(Collected data)
[Start of Attachment]
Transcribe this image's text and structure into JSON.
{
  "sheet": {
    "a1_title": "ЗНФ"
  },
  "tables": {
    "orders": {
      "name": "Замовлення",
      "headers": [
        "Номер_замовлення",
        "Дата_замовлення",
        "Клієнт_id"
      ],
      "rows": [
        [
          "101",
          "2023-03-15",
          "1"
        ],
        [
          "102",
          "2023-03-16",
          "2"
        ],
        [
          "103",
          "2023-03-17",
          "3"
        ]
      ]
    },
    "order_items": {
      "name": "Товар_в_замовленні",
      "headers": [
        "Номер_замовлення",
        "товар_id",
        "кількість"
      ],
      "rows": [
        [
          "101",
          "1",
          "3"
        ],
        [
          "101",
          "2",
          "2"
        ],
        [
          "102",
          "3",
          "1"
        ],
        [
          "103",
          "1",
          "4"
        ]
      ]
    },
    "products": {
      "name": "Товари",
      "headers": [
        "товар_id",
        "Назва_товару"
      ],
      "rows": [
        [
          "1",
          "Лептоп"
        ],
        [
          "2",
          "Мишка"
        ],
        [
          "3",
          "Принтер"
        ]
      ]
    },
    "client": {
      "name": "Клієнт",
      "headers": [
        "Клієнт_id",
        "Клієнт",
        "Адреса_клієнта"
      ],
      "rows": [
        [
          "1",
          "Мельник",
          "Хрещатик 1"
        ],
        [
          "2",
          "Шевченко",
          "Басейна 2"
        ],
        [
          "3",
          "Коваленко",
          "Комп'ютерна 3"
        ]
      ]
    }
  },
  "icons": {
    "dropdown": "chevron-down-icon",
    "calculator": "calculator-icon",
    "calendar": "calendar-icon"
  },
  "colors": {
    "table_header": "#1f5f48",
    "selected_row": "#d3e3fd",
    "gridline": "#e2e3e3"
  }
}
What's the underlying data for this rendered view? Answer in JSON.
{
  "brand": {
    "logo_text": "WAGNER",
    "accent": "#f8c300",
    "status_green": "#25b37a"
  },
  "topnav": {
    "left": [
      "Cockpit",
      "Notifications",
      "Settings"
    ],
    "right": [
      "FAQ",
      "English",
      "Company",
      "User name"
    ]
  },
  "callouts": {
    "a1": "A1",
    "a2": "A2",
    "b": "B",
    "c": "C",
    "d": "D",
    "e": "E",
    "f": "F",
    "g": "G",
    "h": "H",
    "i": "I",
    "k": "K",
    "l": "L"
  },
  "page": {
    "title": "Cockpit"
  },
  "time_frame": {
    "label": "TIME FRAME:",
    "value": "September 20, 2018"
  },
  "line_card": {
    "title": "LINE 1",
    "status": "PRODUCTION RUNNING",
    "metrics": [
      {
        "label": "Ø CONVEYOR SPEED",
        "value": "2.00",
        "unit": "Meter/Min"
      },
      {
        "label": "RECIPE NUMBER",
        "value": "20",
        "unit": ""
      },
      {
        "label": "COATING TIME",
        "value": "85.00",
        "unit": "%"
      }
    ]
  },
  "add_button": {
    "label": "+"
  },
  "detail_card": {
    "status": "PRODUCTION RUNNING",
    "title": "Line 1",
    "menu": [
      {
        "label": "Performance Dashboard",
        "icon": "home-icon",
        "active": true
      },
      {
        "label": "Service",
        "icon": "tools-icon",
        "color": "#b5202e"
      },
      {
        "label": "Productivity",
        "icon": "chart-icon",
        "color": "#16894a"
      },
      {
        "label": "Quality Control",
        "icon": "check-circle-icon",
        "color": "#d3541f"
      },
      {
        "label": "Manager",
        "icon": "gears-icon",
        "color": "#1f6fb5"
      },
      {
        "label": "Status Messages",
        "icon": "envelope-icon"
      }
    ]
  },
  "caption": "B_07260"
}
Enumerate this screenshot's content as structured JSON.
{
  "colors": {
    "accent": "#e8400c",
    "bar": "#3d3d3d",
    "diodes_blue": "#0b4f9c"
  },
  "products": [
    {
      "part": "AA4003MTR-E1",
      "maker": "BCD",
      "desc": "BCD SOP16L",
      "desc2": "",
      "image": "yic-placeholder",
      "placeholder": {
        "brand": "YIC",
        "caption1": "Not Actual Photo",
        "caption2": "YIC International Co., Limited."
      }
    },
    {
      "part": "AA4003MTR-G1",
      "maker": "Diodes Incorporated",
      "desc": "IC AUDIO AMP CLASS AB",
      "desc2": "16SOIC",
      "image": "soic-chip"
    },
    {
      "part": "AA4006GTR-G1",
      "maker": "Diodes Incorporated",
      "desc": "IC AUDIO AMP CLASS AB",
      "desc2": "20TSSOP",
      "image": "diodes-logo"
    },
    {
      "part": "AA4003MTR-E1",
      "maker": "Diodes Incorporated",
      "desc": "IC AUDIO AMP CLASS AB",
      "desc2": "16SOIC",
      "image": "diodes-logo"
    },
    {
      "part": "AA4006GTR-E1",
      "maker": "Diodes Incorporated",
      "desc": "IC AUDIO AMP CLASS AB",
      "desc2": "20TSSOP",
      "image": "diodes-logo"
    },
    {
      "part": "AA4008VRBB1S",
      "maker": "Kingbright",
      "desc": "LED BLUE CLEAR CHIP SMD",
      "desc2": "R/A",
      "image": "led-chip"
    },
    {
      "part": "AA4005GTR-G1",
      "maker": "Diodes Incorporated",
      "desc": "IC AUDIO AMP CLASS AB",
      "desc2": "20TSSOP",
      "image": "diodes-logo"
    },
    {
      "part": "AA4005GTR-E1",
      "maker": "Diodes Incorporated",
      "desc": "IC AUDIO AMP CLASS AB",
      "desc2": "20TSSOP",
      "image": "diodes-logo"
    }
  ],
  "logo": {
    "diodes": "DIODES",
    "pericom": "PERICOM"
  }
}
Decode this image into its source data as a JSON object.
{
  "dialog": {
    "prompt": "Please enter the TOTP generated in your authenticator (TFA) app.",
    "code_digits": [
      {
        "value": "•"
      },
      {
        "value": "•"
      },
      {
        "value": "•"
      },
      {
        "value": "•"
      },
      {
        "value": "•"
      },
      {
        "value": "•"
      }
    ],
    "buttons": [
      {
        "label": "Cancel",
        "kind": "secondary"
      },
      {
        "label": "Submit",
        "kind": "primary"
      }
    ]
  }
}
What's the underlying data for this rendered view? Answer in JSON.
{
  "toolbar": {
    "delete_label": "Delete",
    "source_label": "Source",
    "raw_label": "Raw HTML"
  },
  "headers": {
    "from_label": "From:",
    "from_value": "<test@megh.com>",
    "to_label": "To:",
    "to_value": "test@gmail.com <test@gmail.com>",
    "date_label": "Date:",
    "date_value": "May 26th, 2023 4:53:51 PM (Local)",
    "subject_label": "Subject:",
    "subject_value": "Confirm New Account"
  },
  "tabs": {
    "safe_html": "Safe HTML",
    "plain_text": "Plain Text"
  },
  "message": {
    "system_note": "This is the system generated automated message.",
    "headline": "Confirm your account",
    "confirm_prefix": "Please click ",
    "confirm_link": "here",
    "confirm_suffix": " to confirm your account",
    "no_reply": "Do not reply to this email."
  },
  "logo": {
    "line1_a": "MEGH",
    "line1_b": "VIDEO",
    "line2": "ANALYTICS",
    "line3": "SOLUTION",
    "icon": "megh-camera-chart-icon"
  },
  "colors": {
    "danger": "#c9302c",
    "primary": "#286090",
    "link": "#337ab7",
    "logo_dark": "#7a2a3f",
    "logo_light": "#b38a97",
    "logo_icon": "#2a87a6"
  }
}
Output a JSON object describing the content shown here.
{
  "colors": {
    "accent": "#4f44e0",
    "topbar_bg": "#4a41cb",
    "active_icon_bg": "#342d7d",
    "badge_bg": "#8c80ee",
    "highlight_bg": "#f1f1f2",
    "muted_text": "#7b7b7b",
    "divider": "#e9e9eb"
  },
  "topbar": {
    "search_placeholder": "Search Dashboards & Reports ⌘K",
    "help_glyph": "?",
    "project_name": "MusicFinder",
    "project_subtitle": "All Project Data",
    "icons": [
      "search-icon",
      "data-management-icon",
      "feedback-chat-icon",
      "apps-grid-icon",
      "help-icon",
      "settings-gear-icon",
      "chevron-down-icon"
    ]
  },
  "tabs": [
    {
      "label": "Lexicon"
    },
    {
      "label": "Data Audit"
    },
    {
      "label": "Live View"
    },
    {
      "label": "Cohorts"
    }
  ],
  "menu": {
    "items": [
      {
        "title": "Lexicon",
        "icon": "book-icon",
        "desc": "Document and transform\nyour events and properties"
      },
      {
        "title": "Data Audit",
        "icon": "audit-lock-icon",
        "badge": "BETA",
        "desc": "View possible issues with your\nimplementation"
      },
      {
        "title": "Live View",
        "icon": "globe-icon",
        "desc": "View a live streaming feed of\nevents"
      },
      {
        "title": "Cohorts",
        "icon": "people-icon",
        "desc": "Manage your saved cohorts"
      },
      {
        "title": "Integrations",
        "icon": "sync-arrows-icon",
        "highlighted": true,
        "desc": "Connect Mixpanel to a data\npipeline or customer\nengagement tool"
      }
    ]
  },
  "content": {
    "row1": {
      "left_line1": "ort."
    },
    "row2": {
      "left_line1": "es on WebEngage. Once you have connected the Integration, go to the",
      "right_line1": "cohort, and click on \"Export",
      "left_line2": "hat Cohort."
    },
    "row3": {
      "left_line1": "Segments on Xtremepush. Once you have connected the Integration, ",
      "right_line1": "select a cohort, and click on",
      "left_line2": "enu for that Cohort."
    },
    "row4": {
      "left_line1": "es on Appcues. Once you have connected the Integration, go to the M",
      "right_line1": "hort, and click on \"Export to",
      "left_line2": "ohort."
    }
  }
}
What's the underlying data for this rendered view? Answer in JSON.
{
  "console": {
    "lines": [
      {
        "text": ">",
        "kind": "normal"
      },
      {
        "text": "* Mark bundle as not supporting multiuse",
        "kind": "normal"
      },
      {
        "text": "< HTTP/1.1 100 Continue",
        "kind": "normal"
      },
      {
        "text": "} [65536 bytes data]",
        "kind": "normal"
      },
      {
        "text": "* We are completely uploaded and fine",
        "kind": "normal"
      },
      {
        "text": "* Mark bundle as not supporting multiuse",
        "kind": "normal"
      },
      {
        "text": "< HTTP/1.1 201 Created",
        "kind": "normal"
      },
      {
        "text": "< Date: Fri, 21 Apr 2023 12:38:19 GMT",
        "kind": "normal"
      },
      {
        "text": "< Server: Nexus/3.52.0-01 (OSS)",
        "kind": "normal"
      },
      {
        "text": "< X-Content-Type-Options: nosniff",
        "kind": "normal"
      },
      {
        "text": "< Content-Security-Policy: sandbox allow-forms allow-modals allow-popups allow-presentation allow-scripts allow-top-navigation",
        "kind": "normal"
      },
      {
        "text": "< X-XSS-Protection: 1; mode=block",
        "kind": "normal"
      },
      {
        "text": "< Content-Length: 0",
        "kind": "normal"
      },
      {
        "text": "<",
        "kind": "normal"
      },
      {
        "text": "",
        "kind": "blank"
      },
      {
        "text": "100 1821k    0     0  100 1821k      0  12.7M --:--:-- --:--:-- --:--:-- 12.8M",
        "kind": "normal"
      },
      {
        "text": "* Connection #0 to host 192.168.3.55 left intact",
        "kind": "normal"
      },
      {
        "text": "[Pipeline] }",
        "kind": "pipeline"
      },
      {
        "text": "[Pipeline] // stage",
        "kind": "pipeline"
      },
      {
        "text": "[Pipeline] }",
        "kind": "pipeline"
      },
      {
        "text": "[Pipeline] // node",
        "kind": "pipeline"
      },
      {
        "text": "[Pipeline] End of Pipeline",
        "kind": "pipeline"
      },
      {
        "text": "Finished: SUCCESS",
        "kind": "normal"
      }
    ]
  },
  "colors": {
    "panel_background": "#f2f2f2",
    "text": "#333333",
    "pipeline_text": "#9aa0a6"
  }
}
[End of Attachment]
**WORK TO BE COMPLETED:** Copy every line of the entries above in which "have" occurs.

**PROBLEM SOLUTION:**
      "left_line1": "es on WebEngage. Once you have connected the Integration, go to the",
      "left_line1": "Segments on Xtremepush. Once you have connected the Integration, ",
      "left_line1": "es on Appcues. Once you have connected the Integration, go to the M",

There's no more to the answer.